Likes snooker, beer, tea, rivets and solitude, and is strangely fascinated by the cinema organ.
And there might be something about railways.

Sunday 16 June 2019

Drip, drip, drip

It's remarkably dry in the hull under the cloths. The only ingress of water that has bothered us lately has come in through the joints in the gunnels. There were maybe half a dozen spots where we had to leave basins in the recent heavy rain. Fortunately, I selected the washing up bowl for this one. Left it on Sunday and came back on Friday to find it full to the brim - but not quite overflowing. After winding on Saturday morning Jim was able to get some Sikaflex into the joints, and a downpour on Saturday evening put them to the test - and not a drop came in the ones he'd done (the other side of the boat is still to do). Chertsey's gunnels are butt jointed rather than scarfed, which I chose for reasons both of cost and authenticity - and because scarfing felt like overkill whatever the MCA might think - and this makes me glad I did, because if they were scarfed the water would have been getting in and eventually rotting them instead of running right through.

There's still water getting into the cabin, though, on a small scale.

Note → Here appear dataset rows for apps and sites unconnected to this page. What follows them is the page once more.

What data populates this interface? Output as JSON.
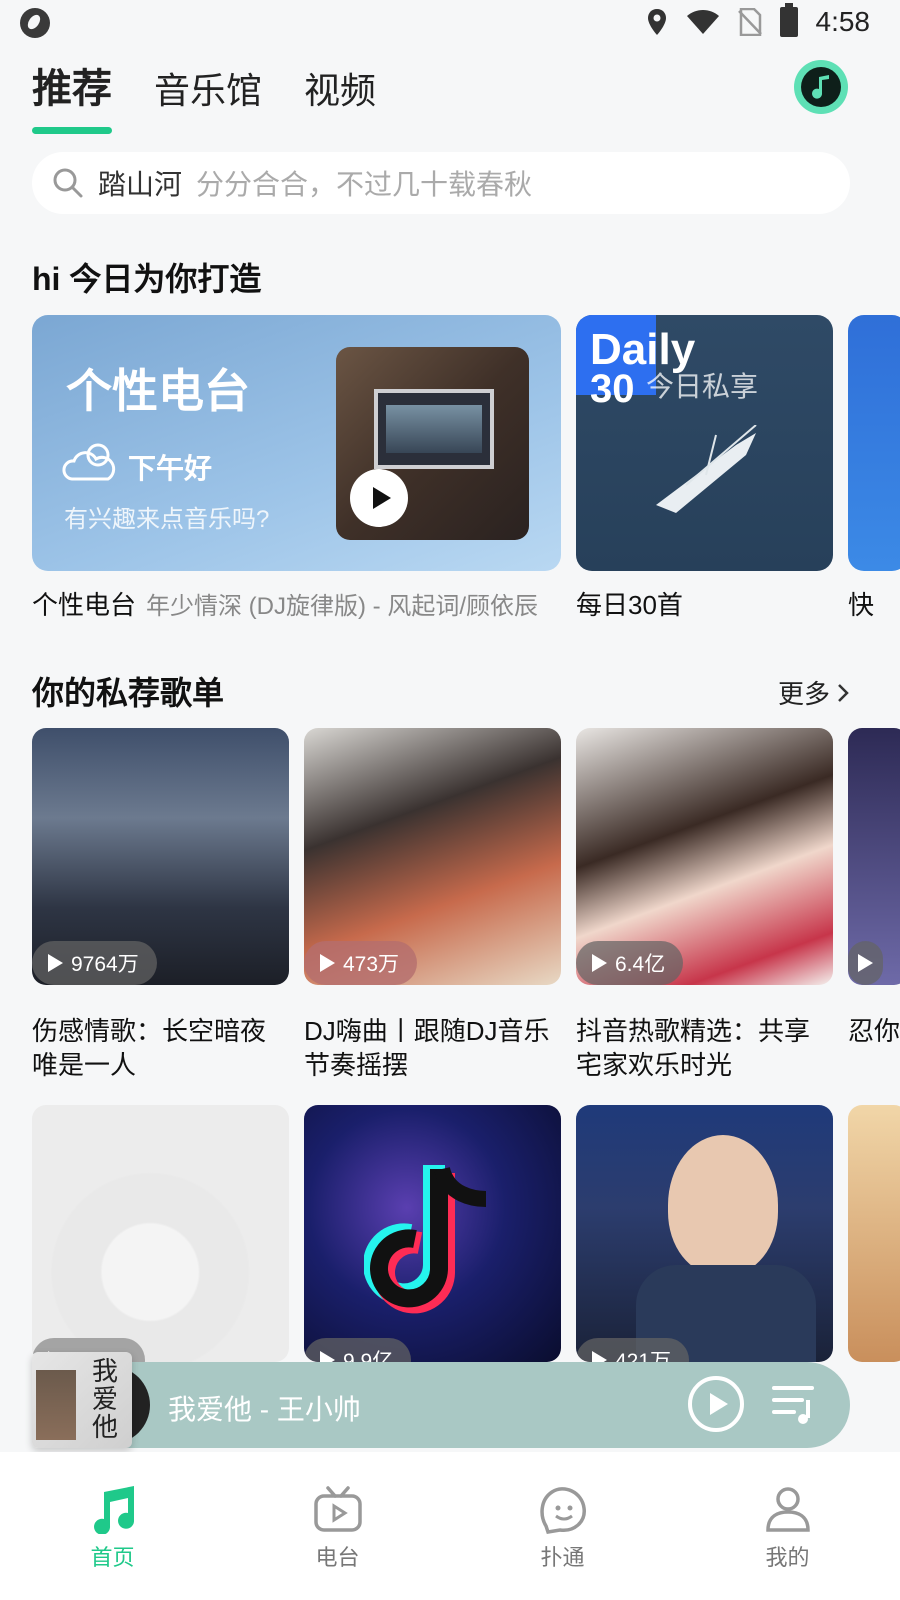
{
  "status_bar": {
    "time": "4:58"
  },
  "top_tabs": [
    {
      "label": "推荐",
      "active": true
    },
    {
      "label": "音乐馆",
      "active": false
    },
    {
      "label": "视频",
      "active": false
    }
  ],
  "search": {
    "keyword": "踏山河",
    "hint": "分分合合，不过几十载春秋"
  },
  "today": {
    "title": "hi 今日为你打造",
    "radio_card": {
      "title": "个性电台",
      "greeting": "下午好",
      "subtitle": "有兴趣来点音乐吗?"
    },
    "daily_card": {
      "badge_word": "Daily",
      "badge_num": "30",
      "badge_cn": "今日私享"
    },
    "captions": [
      {
        "title": "个性电台",
        "sub": "年少情深 (DJ旋律版) - 风起词/顾依辰"
      },
      {
        "title": "每日30首",
        "sub": ""
      },
      {
        "title": "快",
        "sub": ""
      }
    ]
  },
  "playlists": {
    "title": "你的私荐歌单",
    "more_label": "更多",
    "row1": [
      {
        "count": "9764万",
        "title": "伤感情歌：长空暗夜唯是一人"
      },
      {
        "count": "473万",
        "title": "DJ嗨曲丨跟随DJ音乐节奏摇摆"
      },
      {
        "count": "6.4亿",
        "title": "抖音热歌精选：共享宅家欢乐时光"
      },
      {
        "count": "",
        "title": "忍你"
      }
    ],
    "row2": [
      {
        "count": "165万"
      },
      {
        "count": "9.9亿"
      },
      {
        "count": "421万"
      }
    ]
  },
  "mini_player": {
    "text": "我爱他 - 王小帅",
    "cover_text": "我爱他"
  },
  "bottom_nav": [
    {
      "label": "首页",
      "icon": "music-note-icon",
      "active": true
    },
    {
      "label": "电台",
      "icon": "tv-radio-icon",
      "active": false
    },
    {
      "label": "扑通",
      "icon": "face-bubble-icon",
      "active": false
    },
    {
      "label": "我的",
      "icon": "person-icon",
      "active": false
    }
  ],
  "colors": {
    "accent": "#1fc98a",
    "mini_player_bg": "#a9c8c4"
  }
}
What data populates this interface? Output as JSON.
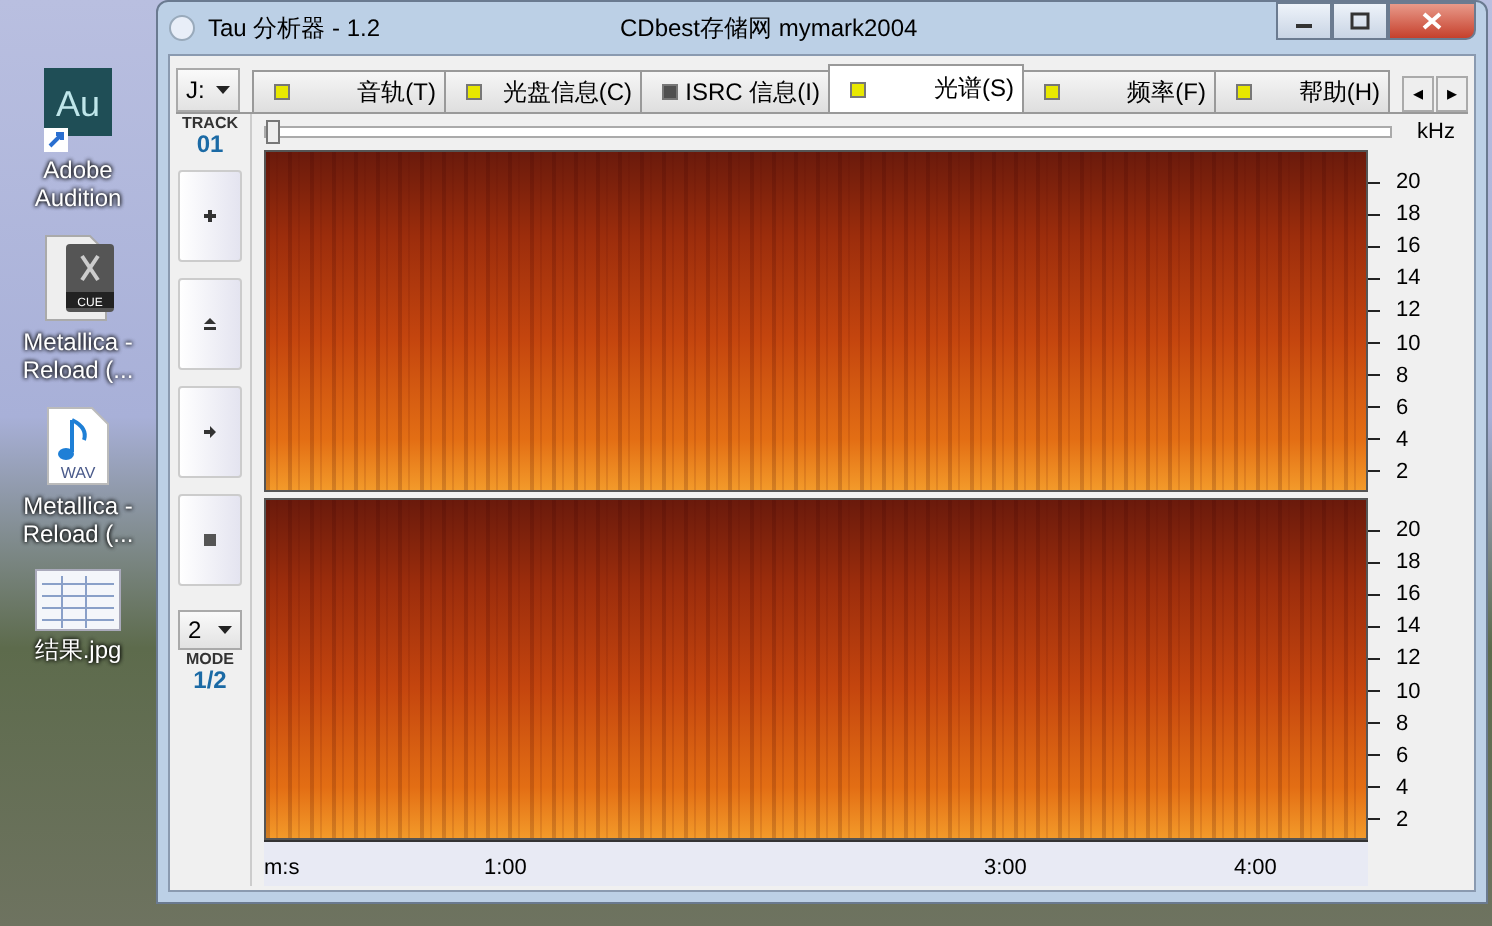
{
  "desktop": {
    "icons": [
      {
        "kind": "app",
        "badge": "Au",
        "label": "Adobe Audition"
      },
      {
        "kind": "cue",
        "badge": "CUE",
        "label": "Metallica - Reload (..."
      },
      {
        "kind": "wav",
        "badge": "WAV",
        "label": "Metallica - Reload (..."
      },
      {
        "kind": "image",
        "label": "结果.jpg"
      }
    ]
  },
  "window": {
    "title": "Tau 分析器 - 1.2",
    "subtitle": "CDbest存储网 mymark2004"
  },
  "drive": {
    "value": "J:",
    "caption": "TRACK",
    "track": "01"
  },
  "tabs": [
    {
      "label": "音轨(T)",
      "selected": false,
      "color": "#e8e800"
    },
    {
      "label": "光盘信息(C)",
      "selected": false,
      "color": "#e8e800"
    },
    {
      "label": "ISRC 信息(I)",
      "selected": false,
      "color": "#505050"
    },
    {
      "label": "光谱(S)",
      "selected": true,
      "color": "#e8e800"
    },
    {
      "label": "频率(F)",
      "selected": false,
      "color": "#e8e800"
    },
    {
      "label": "帮助(H)",
      "selected": false,
      "color": "#e8e800"
    }
  ],
  "tab_scroll": [
    "◂",
    "▸"
  ],
  "controls": [
    {
      "kind": "plus"
    },
    {
      "kind": "eject"
    },
    {
      "kind": "play"
    },
    {
      "kind": "stop"
    }
  ],
  "mode": {
    "value": "2",
    "caption": "MODE",
    "reading": "1/2"
  },
  "position_slider": {
    "level": 0
  },
  "frequency_scale": {
    "unit": "kHz",
    "channels": [
      [
        "20",
        "18",
        "16",
        "14",
        "12",
        "10",
        "8",
        "6",
        "4",
        "2"
      ],
      [
        "20",
        "18",
        "16",
        "14",
        "12",
        "10",
        "8",
        "6",
        "4",
        "2"
      ]
    ]
  },
  "time_axis": {
    "labels": [
      "m:s",
      "1:00",
      "3:00",
      "4:00"
    ]
  }
}
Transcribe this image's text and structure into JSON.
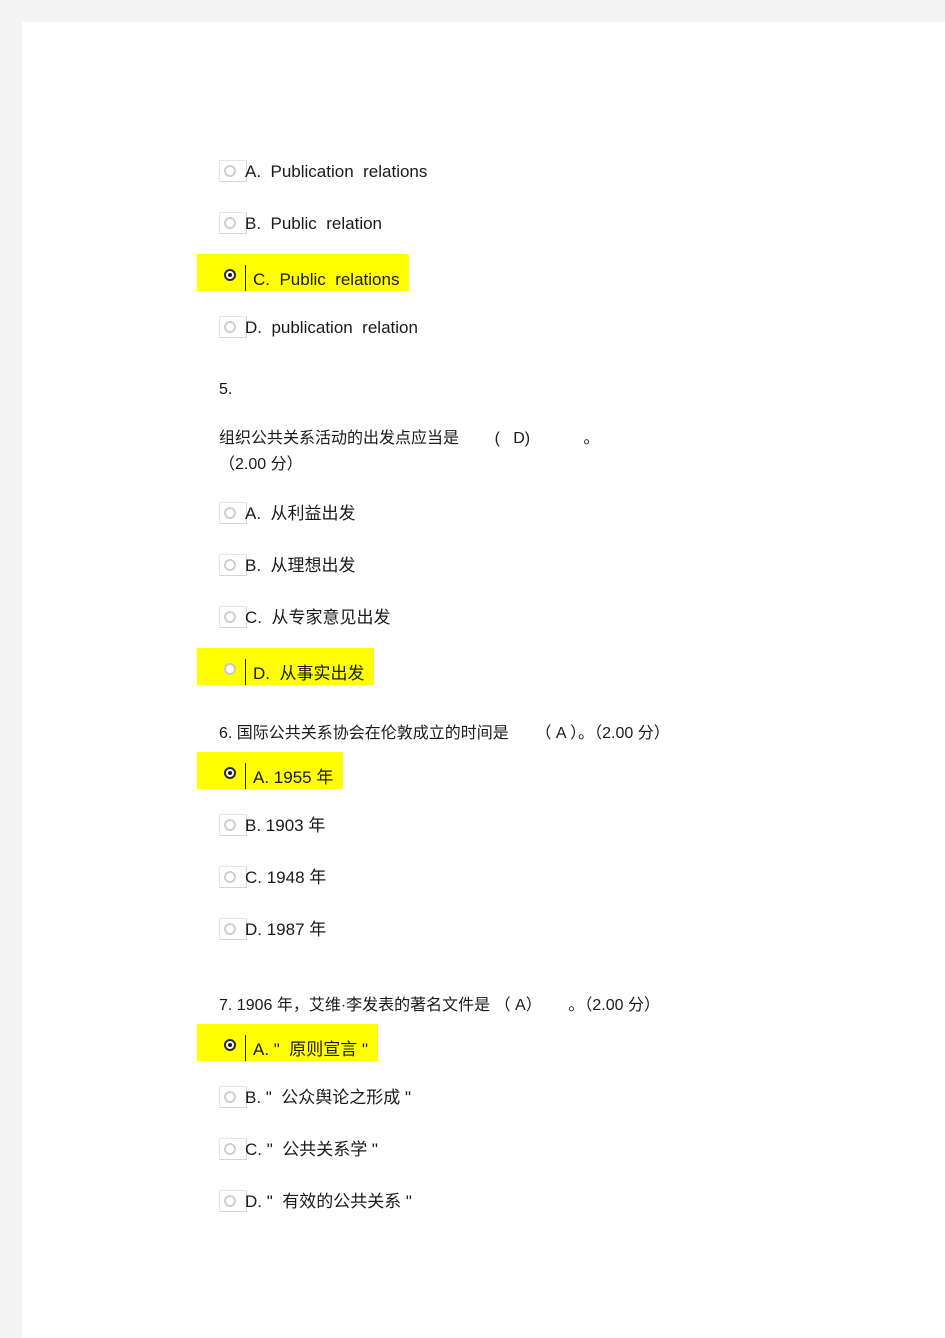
{
  "document": {
    "page_background": "#ffffff",
    "highlight_color": "#ffff00"
  },
  "questions": [
    {
      "id": "q4",
      "number": "",
      "stem": "",
      "options": [
        {
          "key": "A",
          "label": "A.  Publication  relations",
          "selected": false,
          "highlighted": false
        },
        {
          "key": "B",
          "label": "B.  Public  relation",
          "selected": false,
          "highlighted": false
        },
        {
          "key": "C",
          "label": "C.  Public  relations",
          "selected": true,
          "highlighted": true
        },
        {
          "key": "D",
          "label": "D.  publication  relation",
          "selected": false,
          "highlighted": false
        }
      ]
    },
    {
      "id": "q5",
      "number": "5.",
      "stem_line1": "组织公共关系活动的出发点应当是        (   D)            。",
      "stem_line2": "（2.00 分）",
      "answer_letter": "D",
      "points": "（2.00 分）",
      "options": [
        {
          "key": "A",
          "label": "A.  从利益出发",
          "selected": false,
          "highlighted": false
        },
        {
          "key": "B",
          "label": "B.  从理想出发",
          "selected": false,
          "highlighted": false
        },
        {
          "key": "C",
          "label": "C.  从专家意见出发",
          "selected": false,
          "highlighted": false
        },
        {
          "key": "D",
          "label": "D.  从事实出发",
          "selected": false,
          "highlighted": true
        }
      ]
    },
    {
      "id": "q6",
      "number": "6.",
      "stem_inline": "6. 国际公共关系协会在伦敦成立的时间是      （ A ）。（2.00 分）",
      "answer_letter": "A",
      "points": "（2.00 分）",
      "options": [
        {
          "key": "A",
          "label": "A. 1955 年",
          "selected": true,
          "highlighted": true
        },
        {
          "key": "B",
          "label": "B. 1903 年",
          "selected": false,
          "highlighted": false
        },
        {
          "key": "C",
          "label": "C. 1948 年",
          "selected": false,
          "highlighted": false
        },
        {
          "key": "D",
          "label": "D. 1987 年",
          "selected": false,
          "highlighted": false
        }
      ]
    },
    {
      "id": "q7",
      "number": "7.",
      "stem_inline": "7. 1906 年，艾维·李发表的著名文件是 （ A）      。（2.00 分）",
      "answer_letter": "A",
      "points": "（2.00 分）",
      "options": [
        {
          "key": "A",
          "label": "A. \"  原则宣言 \"",
          "selected": true,
          "highlighted": true
        },
        {
          "key": "B",
          "label": "B. \"  公众舆论之形成 \"",
          "selected": false,
          "highlighted": false
        },
        {
          "key": "C",
          "label": "C. \"  公共关系学 \"",
          "selected": false,
          "highlighted": false
        },
        {
          "key": "D",
          "label": "D. \"  有效的公共关系 \"",
          "selected": false,
          "highlighted": false
        }
      ]
    }
  ]
}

There's a drip below the bullseye which we have always assumed was getting in through the bullseye somehow, although Jim has sealed it in every way imaginable, including taking it all apart and bedding in in silicone. And there's water running down the outside of the stovepipe. The inside is bone dry, as I discovered when I cleaned it out today. Again, the boss connecting it through the cabintop seems to be thoroughly sealed on the outside. Bearing in mind that what I have is is a wooden cabin, built of oak planks and probably skinned in Masonite or some similar board, and only later skinned in steel (because it leaked), I'm starting to think that the water could be getting in anywhere (not that there are (m)any possibilities that I can see), unrelated to where it's actually dripping out. Parts of the oak of the ceiling are a bit rotten, foreward of the bullseye, but as it's oak it's a slow process. I'd like to be able to stop it, but it doesn't feel like it justifies doing anything too drastic - and we seem to have exhausted the non-drastic options, unless anyone else has any ideas.

By the way, thanks for the beer Halfie - we were down at the chandlers!

1 comment:

  1. You're welcome, Sarah - it's for Jim really (but I'm sure he'll share it ...) Did you get anything at the chandlers? I bought a couple of air filters and a useful drain plug. (For a fuel filter, not the sink.)